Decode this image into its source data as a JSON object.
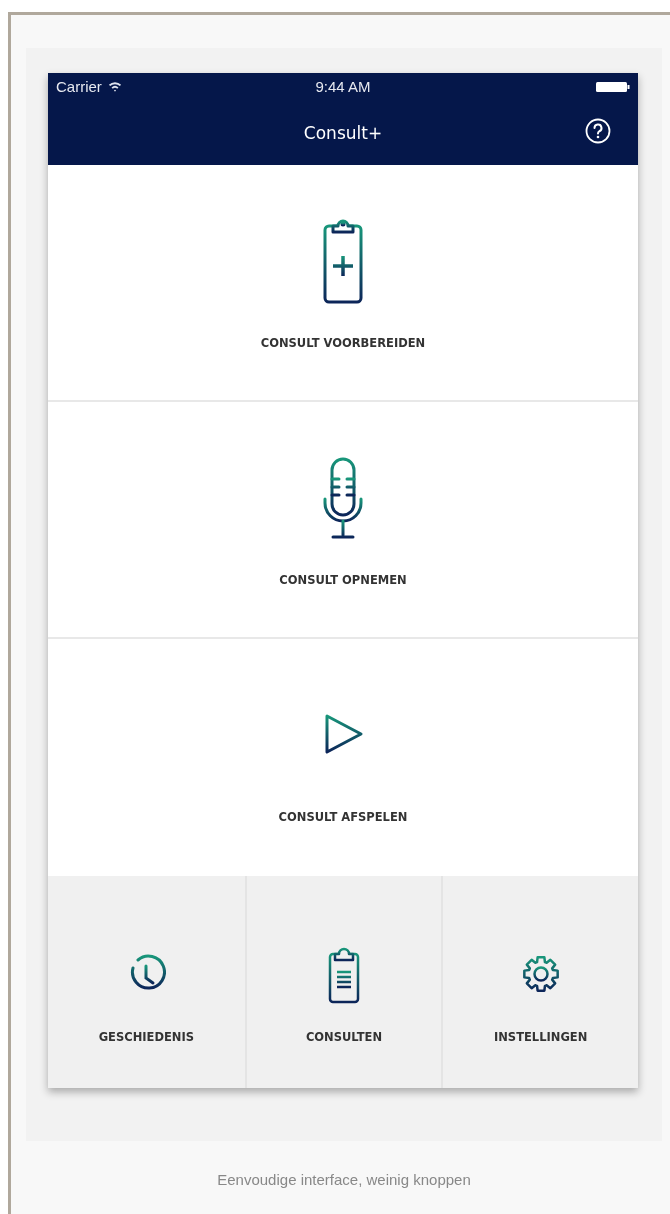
{
  "status_bar": {
    "carrier": "Carrier",
    "time": "9:44 AM"
  },
  "nav_bar": {
    "title": "Consult+"
  },
  "actions": [
    {
      "label": "CONSULT VOORBEREIDEN",
      "kind": "clipboard-plus"
    },
    {
      "label": "CONSULT OPNEMEN",
      "kind": "microphone"
    },
    {
      "label": "CONSULT AFSPELEN",
      "kind": "play"
    }
  ],
  "bottom_menu": [
    {
      "label": "GESCHIEDENIS",
      "kind": "clock"
    },
    {
      "label": "CONSULTEN",
      "kind": "clipboard-list"
    },
    {
      "label": "INSTELLINGEN",
      "kind": "gear"
    }
  ],
  "caption": "Eenvoudige interface, weinig knoppen"
}
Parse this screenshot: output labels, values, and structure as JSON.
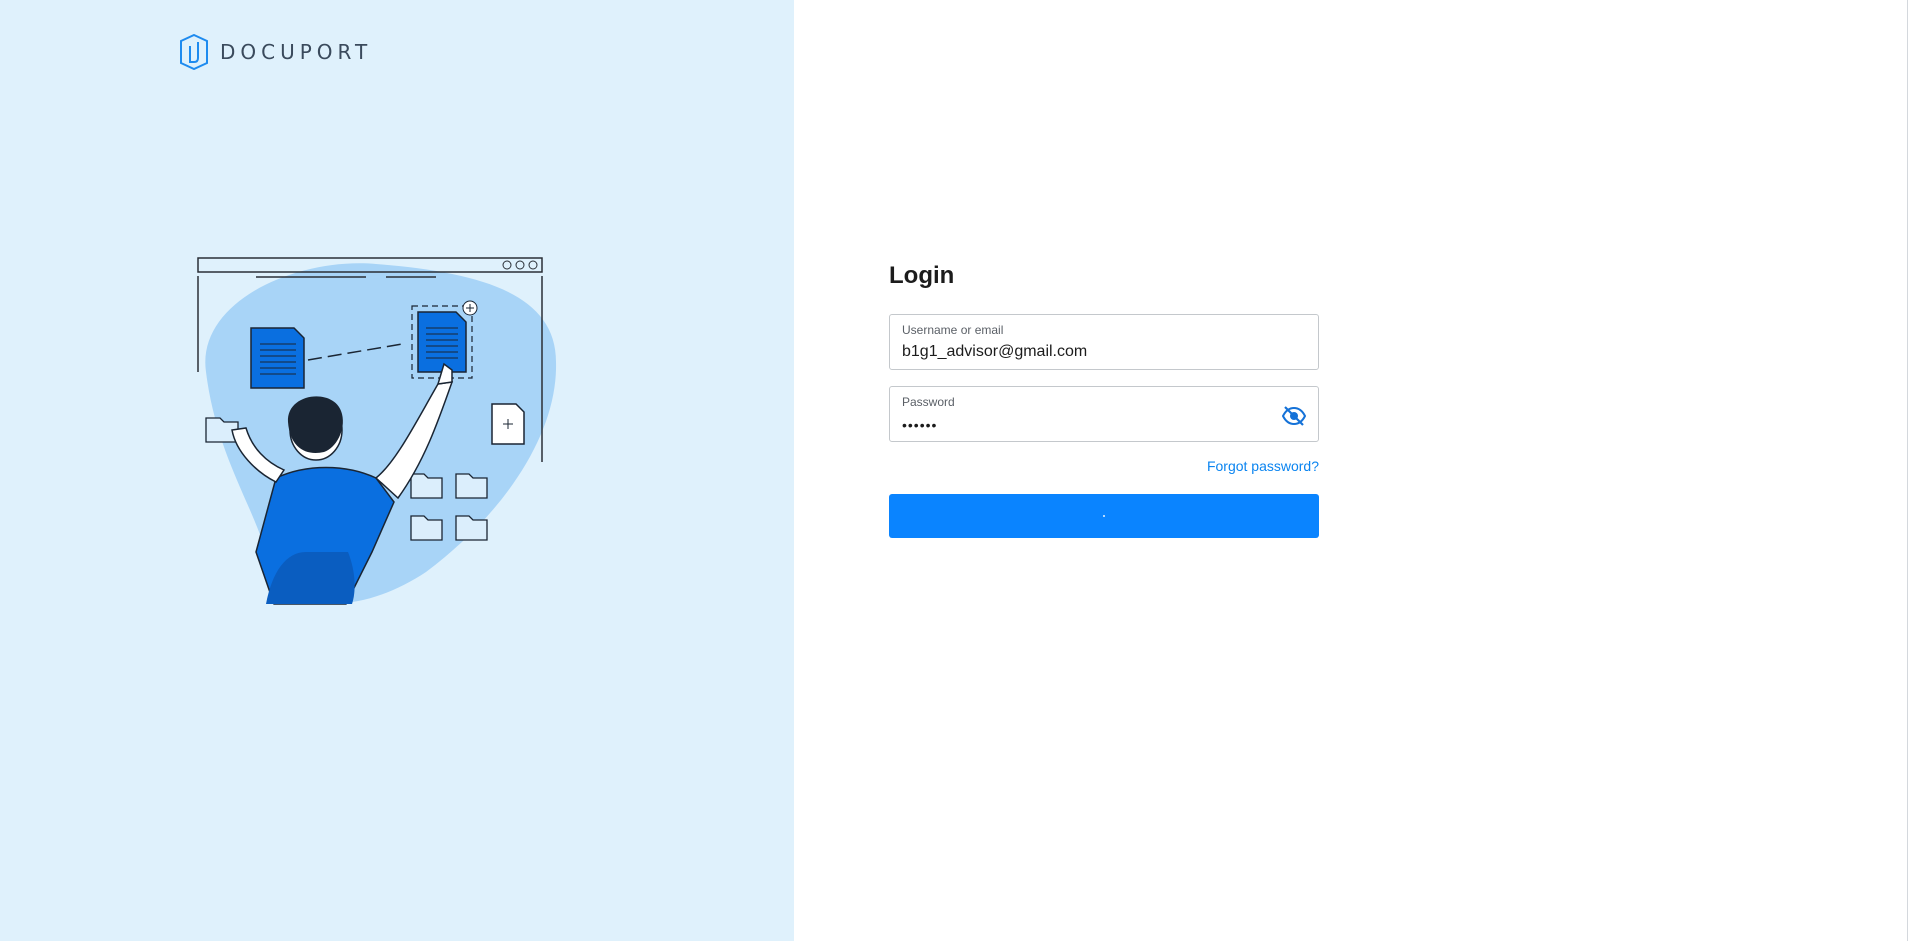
{
  "brand": {
    "name": "DOCUPORT",
    "logo_icon": "docuport-logo-icon",
    "color": "#1e8bef"
  },
  "illustration": {
    "icon": "person-organizing-documents-illustration"
  },
  "login": {
    "title": "Login",
    "username": {
      "label": "Username or email",
      "value": "b1g1_advisor@gmail.com"
    },
    "password": {
      "label": "Password",
      "value": "••••••",
      "toggle_icon": "eye-off-icon"
    },
    "forgot_password": "Forgot password?",
    "submit_state": "loading"
  },
  "colors": {
    "left_panel_bg": "#dff1fc",
    "accent": "#0a84ff",
    "link": "#0a84f0"
  }
}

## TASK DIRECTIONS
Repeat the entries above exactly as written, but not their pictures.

## SOLVED EXERCISE
Decode this image into its source data as a JSON object.
{
  "status_bar": {
    "carrier": "Carrier",
    "time": "9:44 AM"
  },
  "nav_bar": {
    "title": "Consult+"
  },
  "actions": [
    {
      "label": "CONSULT VOORBEREIDEN",
      "kind": "clipboard-plus"
    },
    {
      "label": "CONSULT OPNEMEN",
      "kind": "microphone"
    },
    {
      "label": "CONSULT AFSPELEN",
      "kind": "play"
    }
  ],
  "bottom_menu": [
    {
      "label": "GESCHIEDENIS",
      "kind": "clock"
    },
    {
      "label": "CONSULTEN",
      "kind": "clipboard-list"
    },
    {
      "label": "INSTELLINGEN",
      "kind": "gear"
    }
  ],
  "caption": "Eenvoudige interface, weinig knoppen"
}
Parse this screenshot: output labels, values, and structure as JSON.
{
  "brand": {
    "name": "DOCUPORT",
    "logo_icon": "docuport-logo-icon",
    "color": "#1e8bef"
  },
  "illustration": {
    "icon": "person-organizing-documents-illustration"
  },
  "login": {
    "title": "Login",
    "username": {
      "label": "Username or email",
      "value": "b1g1_advisor@gmail.com"
    },
    "password": {
      "label": "Password",
      "value": "••••••",
      "toggle_icon": "eye-off-icon"
    },
    "forgot_password": "Forgot password?",
    "submit_state": "loading"
  },
  "colors": {
    "left_panel_bg": "#dff1fc",
    "accent": "#0a84ff",
    "link": "#0a84f0"
  }
}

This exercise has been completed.